The ninth annual International Student Awards, which were held at the Government House of South Australia, recognise the outstanding achievers among the 30,000 international students from over 120 countries who move to Adelaide each year.
His Excellency the Honourable Hieu Van Le AC, Governor of South Australia, presented awards to the winners in eleven categories including the coveted International Student of the Year.
Flinders University’s strengths in international education have seen an increase in international enrolments in recent years. In 2018, the University was recognised through a Business SA Export Award, demonstrating the important role that international education plays within the state’s economy.
Hailing from Italy, China, Zambia and India, the outstanding Flinders’ students were recognised for their distinctive academic achievements and admirable community contributions.
Italian Alessandro Sereni, 28, was named joint International Student of the Year. Mr Sereni is studying a Master in International Development at Flinders University following a six-month exchange he completed at Flinders during his undergraduate degree.

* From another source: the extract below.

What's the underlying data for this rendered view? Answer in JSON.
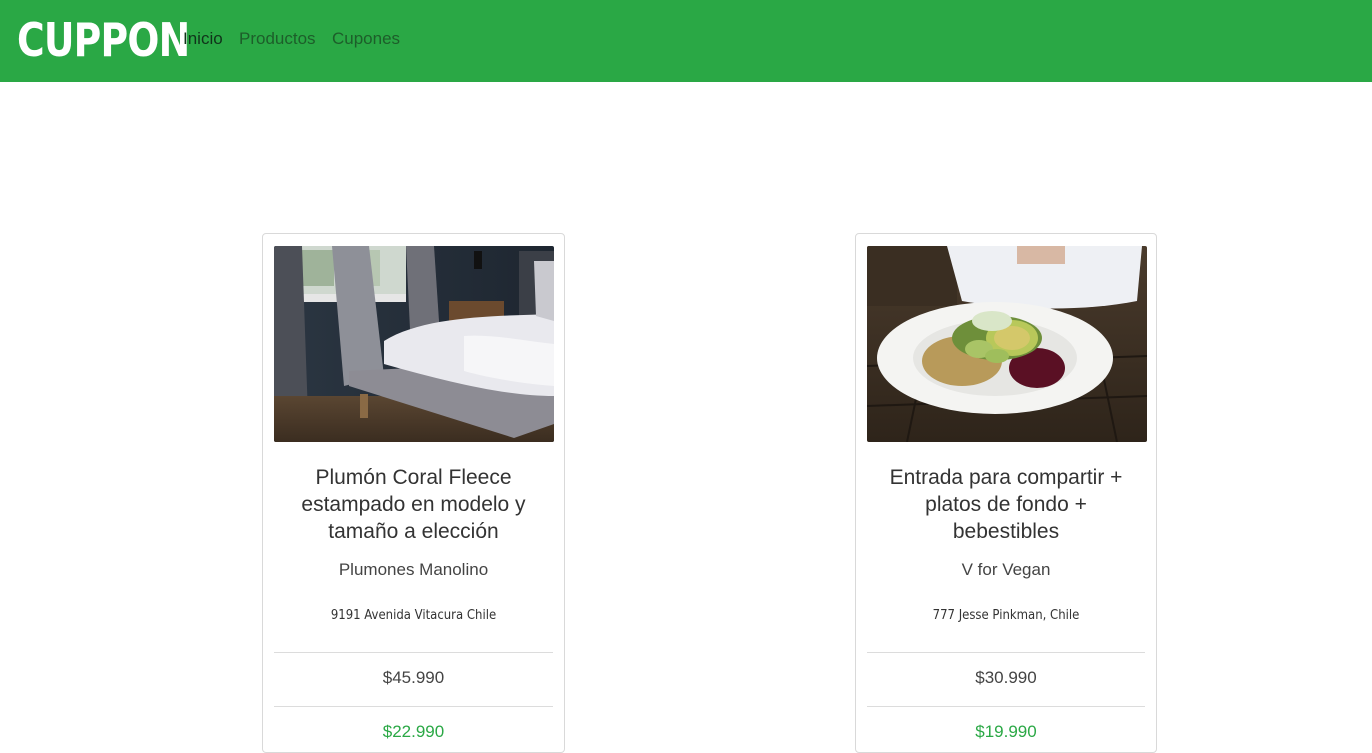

While studying, the community-minded global citizen has volunteered extensively – visiting aged care residents, mentoring students in Flinders University’s Inspire program, and completing a Suicide Alertness For Everyone (safeTALK) qualification.

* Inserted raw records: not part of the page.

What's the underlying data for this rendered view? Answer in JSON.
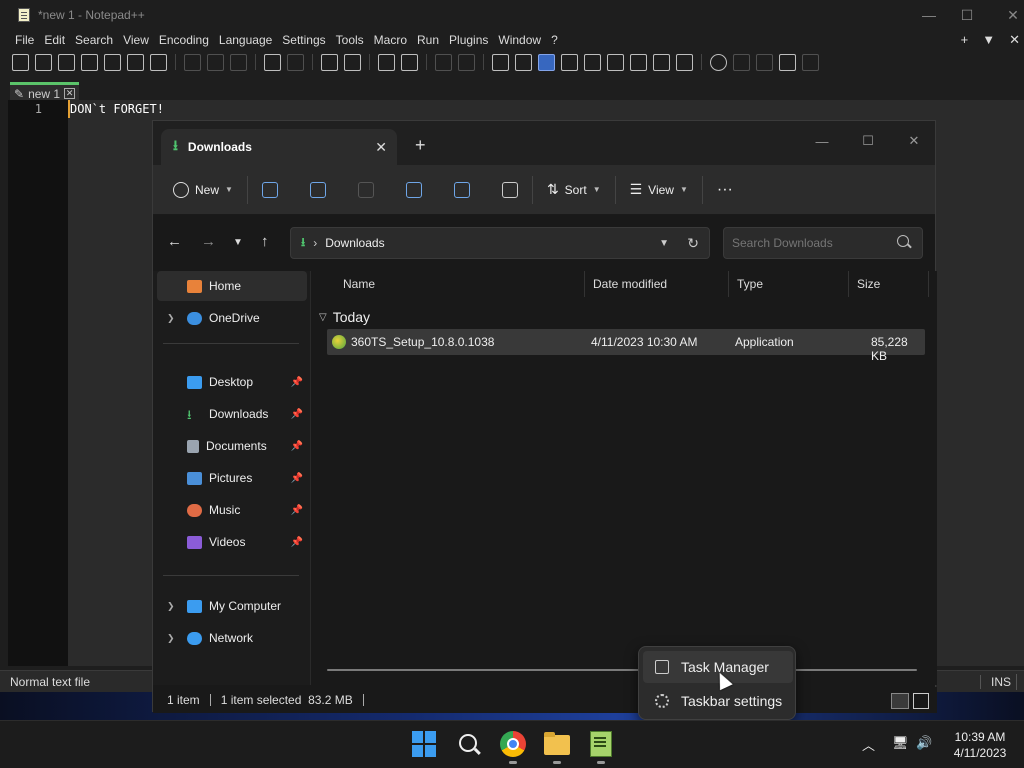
{
  "notepad": {
    "title": "*new 1 - Notepad++",
    "menu": [
      "File",
      "Edit",
      "Search",
      "View",
      "Encoding",
      "Language",
      "Settings",
      "Tools",
      "Macro",
      "Run",
      "Plugins",
      "Window",
      "?"
    ],
    "menu_right": [
      "+",
      "▼",
      "✕"
    ],
    "tab_label": "new 1",
    "line_number": "1",
    "line_text": "DON`t FORGET!",
    "status_left": "Normal text file",
    "status_ins": "INS"
  },
  "explorer": {
    "tab_title": "Downloads",
    "commands": {
      "new": "New",
      "sort": "Sort",
      "view": "View",
      "more": "···"
    },
    "address": "Downloads",
    "search_placeholder": "Search Downloads",
    "sidebar": [
      {
        "label": "Home",
        "icon": "home-icon",
        "color": "#e8823a"
      },
      {
        "label": "OneDrive",
        "icon": "cloud-icon",
        "color": "#3b8fe0"
      },
      {
        "label": "Desktop",
        "icon": "desktop-icon",
        "color": "#3b9cf0"
      },
      {
        "label": "Downloads",
        "icon": "download-icon",
        "color": "#4fc46e"
      },
      {
        "label": "Documents",
        "icon": "document-icon",
        "color": "#9aa4b0"
      },
      {
        "label": "Pictures",
        "icon": "picture-icon",
        "color": "#4a8fd8"
      },
      {
        "label": "Music",
        "icon": "music-icon",
        "color": "#e06b45"
      },
      {
        "label": "Videos",
        "icon": "video-icon",
        "color": "#8b5cd8"
      },
      {
        "label": "My Computer",
        "icon": "computer-icon",
        "color": "#3b9cf0"
      },
      {
        "label": "Network",
        "icon": "network-icon",
        "color": "#3b9cf0"
      }
    ],
    "columns": [
      "Name",
      "Date modified",
      "Type",
      "Size"
    ],
    "group": "Today",
    "files": [
      {
        "name": "360TS_Setup_10.8.0.1038",
        "date": "4/11/2023 10:30 AM",
        "type": "Application",
        "size": "85,228 KB"
      }
    ],
    "status": {
      "count": "1 item",
      "selected": "1 item selected  83.2 MB"
    }
  },
  "context_menu": [
    {
      "label": "Task Manager",
      "icon": "task-manager-icon"
    },
    {
      "label": "Taskbar settings",
      "icon": "gear-icon"
    }
  ],
  "taskbar": {
    "time": "10:39 AM",
    "date": "4/11/2023"
  }
}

“The first time I came to Adelaide was in 2012. I lived on campus at Flinders University and had friends from Australia, Singapore, Malaysia, China and Europe,” he said.

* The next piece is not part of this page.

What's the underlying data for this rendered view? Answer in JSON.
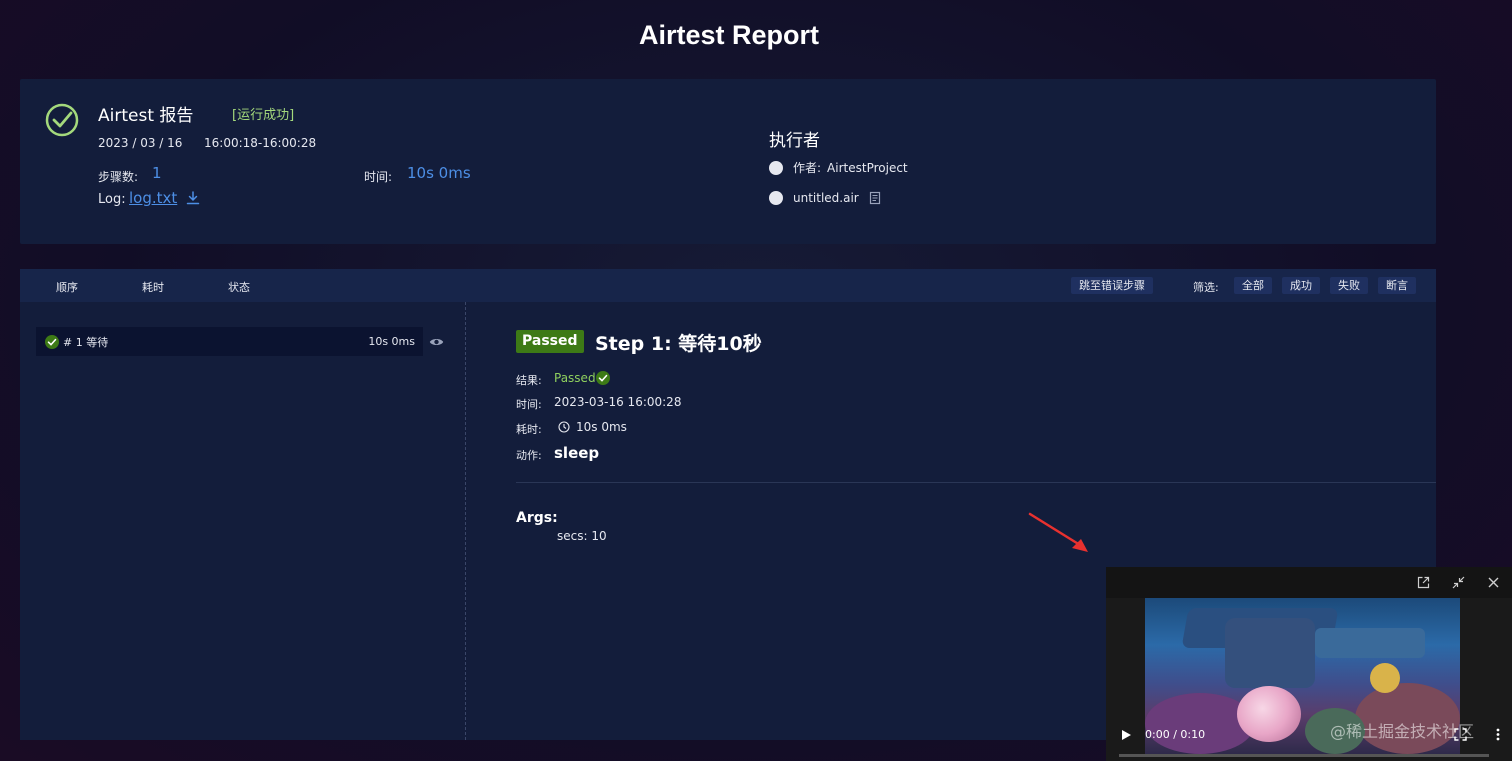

“Adelaide is such a multicultural melting pot, and I was inspired to see all these different cultures living together side by side and sharing their experiences. Here I can go to cultural events and festivals, which further drive my passion and global mindset.”
Flinders students won both postgraduate awards, the joint undergraduate award, community engagement award and the artistic achievement award – also taking out high commendations for postgraduate coursework and artistic achievement.
Sebastian Raneskold, Vice-President and Pro Vice-Chancellor (International) at Flinders University congratulated Alessandro and the other winners.
“The high proportion of honours earnt by our international students is testament to the efforts of our University, with their wins reflecting exceptional academic outcomes and valuable contributions they have made, and will continue to make, to our community,” Raneskold said.
He added that Flinders’ focus on the student experience and preparing them for the future has been “instrumental” in shaping its growing attractiveness to international students.
“This means everything from personal support to empowering students with a global mindset, vigilantly reviewing the courses we offer, and providing quality practicums and placements,” he said.
Flinders’ international students’ 2019 achievements come off the back of last year’s International Student Awards success that saw Himal Kandel win top honour of International Student of the Year and a further five Flinders students take home awards or commendations.
Flinders University winners in the 2019 StudyAdelaide International Student Awards:
Award: International Student of the year (joint); Academic Postgraduate – Coursework
Course: Master of International Development
Award: Academic Postgraduate – Research
Course: Doctor of Philosophy
Award: Academic Excellence Undergraduate (joint)
Course: Bachelor of Engineering (Civil) (Honours)
Hoi Yan (Kitty) Wong
Award: Community Engagement
Course: Master of Nutrition and Dietetics
Award: Artistic Achievement
Course: Master of Education (Leadership and Management)
Highly commended students:
Commendation: Academic Excellence: Postgraduate (Coursework)
Course: Bachelor of Clinical Sciences/Doctor of Medicine
Commendation: Artistic Achievement
Course: Master of Social Work (Graduate Entry)
The original version of this article first appeared on the Flinders University website.